Purpose - Many computational models of 3D form perception are based on assumptions that can often be violated in natural vision. In the analysis of binocular stereopsis, for example, it is typically assumed that visible surfaces contain identifiable features that can be matched across views. Similarly, in the analysis of shape from shading, it is often assumed that surfaces must be illuminated from above and that they have Lambertian reflectance functions. Our research was designed to examine the importance of these assumptions for human perception. Methods - Observers viewed computer generated stereograms of randomly structured smoothly curved surfaces with specular or Lambertian reflectance functions that were illuminated from above or from the side both with and without identifiable texture elements. Observers estimated local surface orientation at numerous probe points on the depicted objects by adjusting a monocular circular gauge figure until it appeared to rest in the tangent plane at each designated point. Results - For each observer and each condition, we computed a relief map that was most consistent with the local orientation judgments at all of the different probe points. The results revealed a strong linear correlation between the reconstructed surfaces and the actual depicted objects, with an average r2 of approximately .86, though there were large differences in the magnitude of depth scaling in the different conditions. Equivalent amounts of relief were obtained for surfaces that were textured or smoothly shaded with specular highlights, but smoothly shaded Lambertian surfaces appeared significantly flatter. The direction of illumination had no detectable effect on the observers judgments. Conclusions - These findings demonstrate that the perception of 3D shape from shading cannot be based on an assumed overhead direction of illumination or an assumed Lambertian reflectance function, and that compelling stereopsis can be achieved from deformations of shading even when there are no identifiable features to match in each eye's view.

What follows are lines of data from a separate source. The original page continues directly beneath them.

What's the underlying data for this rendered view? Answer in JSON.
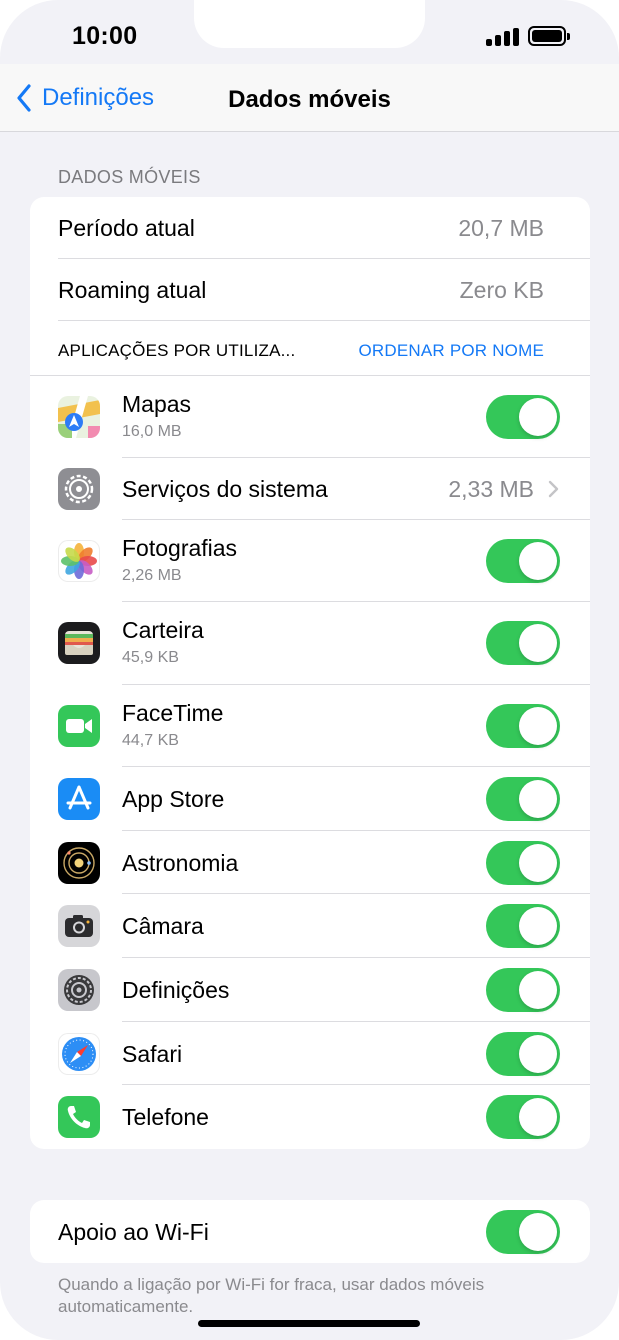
{
  "status_bar": {
    "time": "10:00"
  },
  "nav": {
    "back_label": "Definições",
    "title": "Dados móveis"
  },
  "section_header": "DADOS MÓVEIS",
  "usage": {
    "current_period_label": "Período atual",
    "current_period_value": "20,7 MB",
    "roaming_label": "Roaming atual",
    "roaming_value": "Zero KB"
  },
  "apps_header": {
    "label": "APLICAÇÕES POR UTILIZA...",
    "sort_action": "ORDENAR POR NOME"
  },
  "apps": [
    {
      "name": "Mapas",
      "usage": "16,0 MB",
      "icon": "maps-icon",
      "enabled": true
    },
    {
      "name": "Serviços do sistema",
      "usage": "2,33 MB",
      "icon": "system-services-icon"
    },
    {
      "name": "Fotografias",
      "usage": "2,26 MB",
      "icon": "photos-icon",
      "enabled": true
    },
    {
      "name": "Carteira",
      "usage": "45,9 KB",
      "icon": "wallet-icon",
      "enabled": true
    },
    {
      "name": "FaceTime",
      "usage": "44,7 KB",
      "icon": "facetime-icon",
      "enabled": true
    },
    {
      "name": "App Store",
      "icon": "app-store-icon",
      "enabled": true
    },
    {
      "name": "Astronomia",
      "icon": "astronomy-icon",
      "enabled": true
    },
    {
      "name": "Câmara",
      "icon": "camera-icon",
      "enabled": true
    },
    {
      "name": "Definições",
      "icon": "settings-icon",
      "enabled": true
    },
    {
      "name": "Safari",
      "icon": "safari-icon",
      "enabled": true
    },
    {
      "name": "Telefone",
      "icon": "phone-icon",
      "enabled": true
    }
  ],
  "wifi_assist": {
    "label": "Apoio ao Wi-Fi",
    "enabled": true,
    "footer": "Quando a ligação por Wi-Fi for fraca, usar dados móveis automaticamente."
  },
  "colors": {
    "accent": "#1479f6",
    "toggle_on": "#34c759",
    "background": "#f2f2f7",
    "secondary_text": "#8a8a8e"
  }
}
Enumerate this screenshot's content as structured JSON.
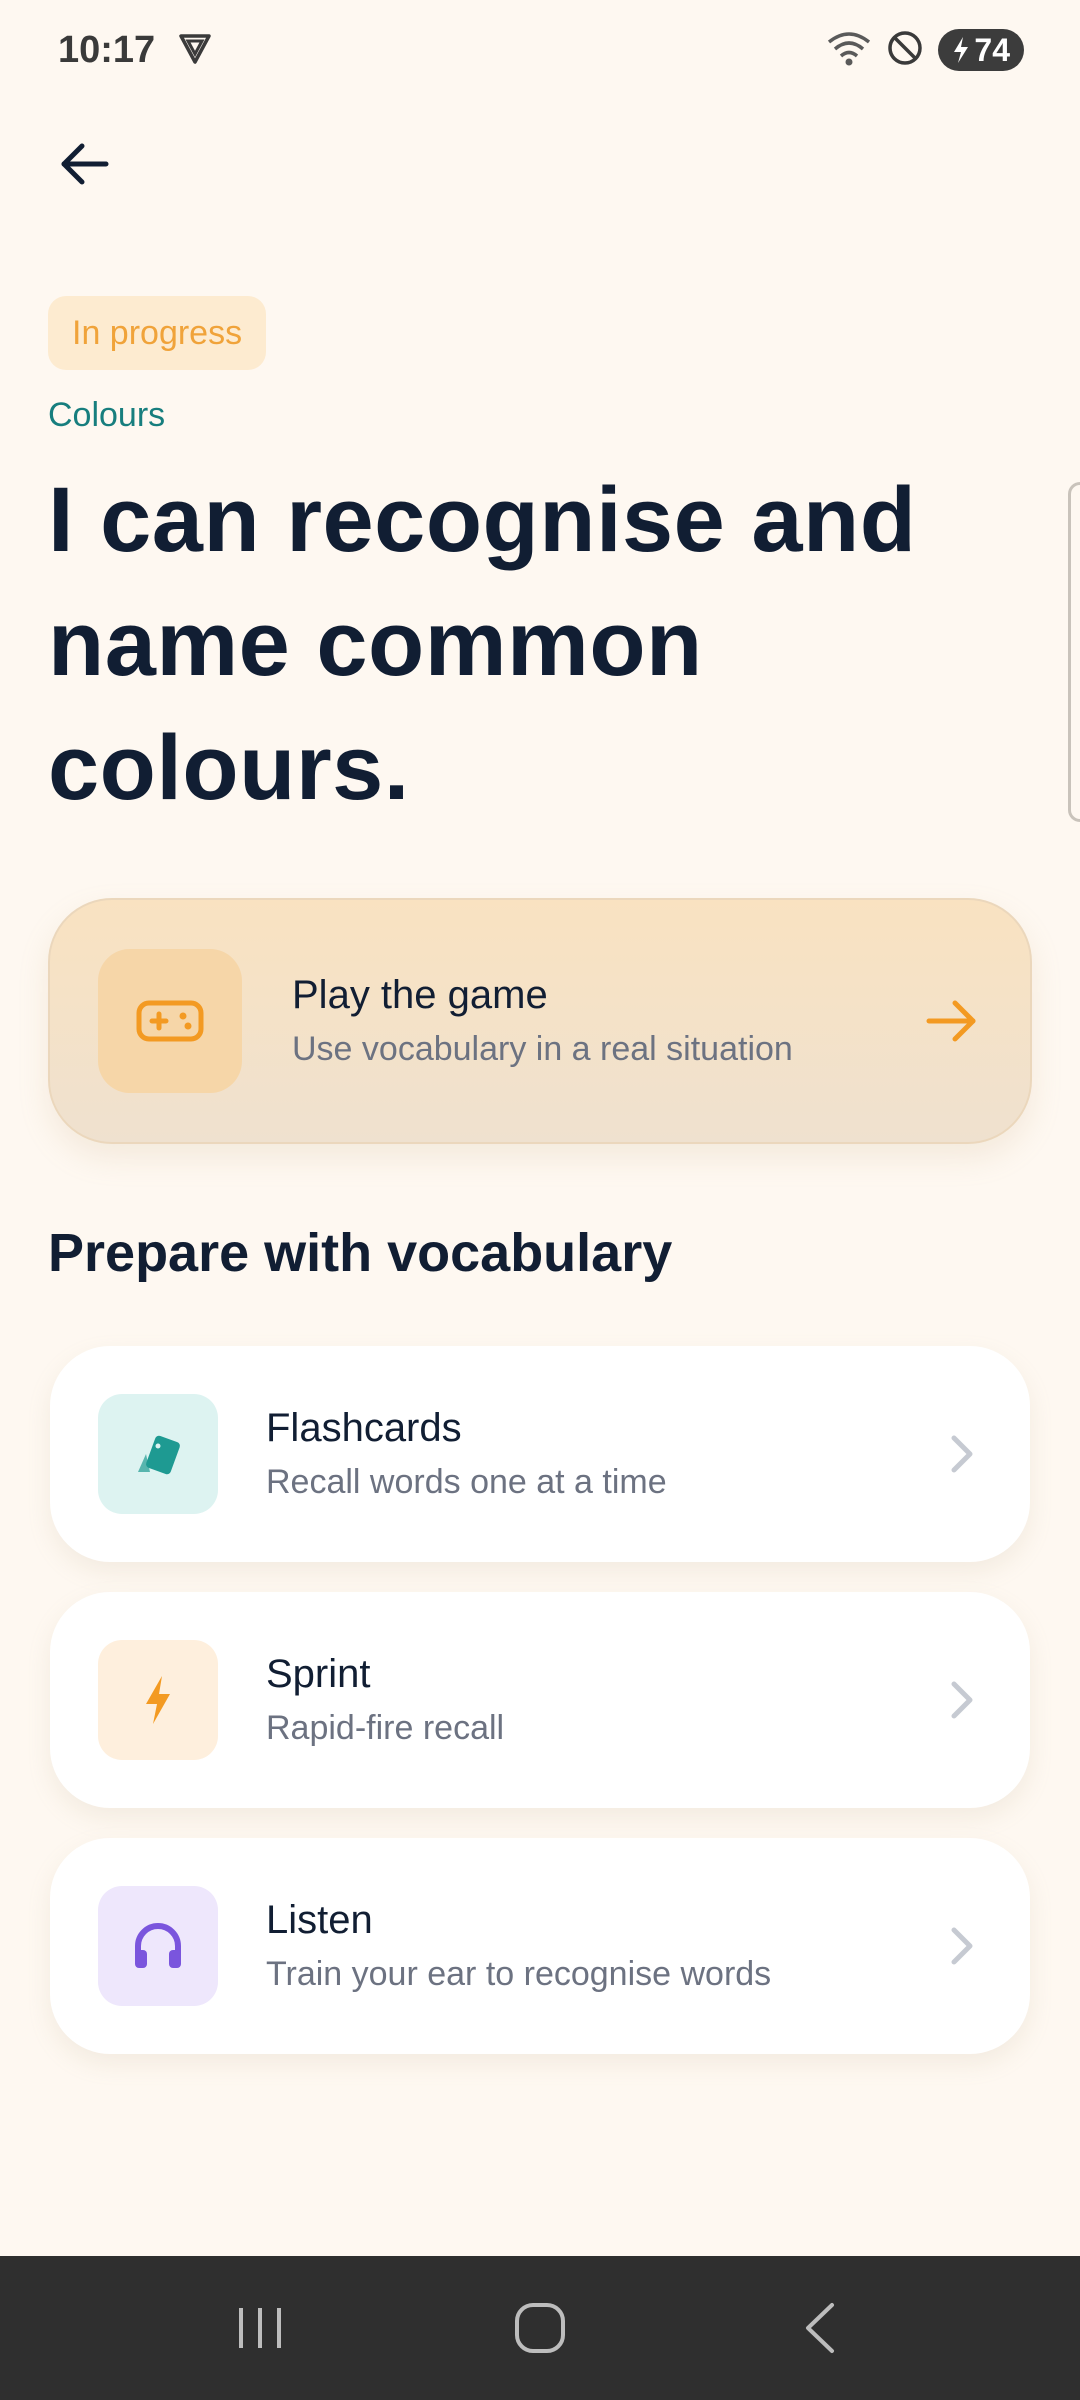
{
  "status_bar": {
    "time": "10:17",
    "battery": "74"
  },
  "header": {
    "badge": "In progress",
    "topic": "Colours",
    "headline": "I can recognise and name common colours."
  },
  "play_card": {
    "title": "Play the game",
    "subtitle": "Use vocabulary in a real situation",
    "icon": "gamepad-icon"
  },
  "section": {
    "title": "Prepare with vocabulary"
  },
  "activities": [
    {
      "title": "Flashcards",
      "subtitle": "Recall words one at a time",
      "icon": "cards-icon",
      "icon_bg": "#DDF3F1",
      "icon_color": "#1E9A92"
    },
    {
      "title": "Sprint",
      "subtitle": "Rapid-fire recall",
      "icon": "lightning-icon",
      "icon_bg": "#FEEFDD",
      "icon_color": "#F39A22"
    },
    {
      "title": "Listen",
      "subtitle": "Train your ear to recognise words",
      "icon": "headphones-icon",
      "icon_bg": "#EEE7FC",
      "icon_color": "#7A55DD"
    }
  ],
  "colors": {
    "background": "#FEF8F1",
    "accent": "#F39A22",
    "teal": "#177E7E",
    "heading": "#111E33"
  }
}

|Journal||Investigative Ophthalmology and Visual Science|
|Publication status||Published - 15 Feb 1996|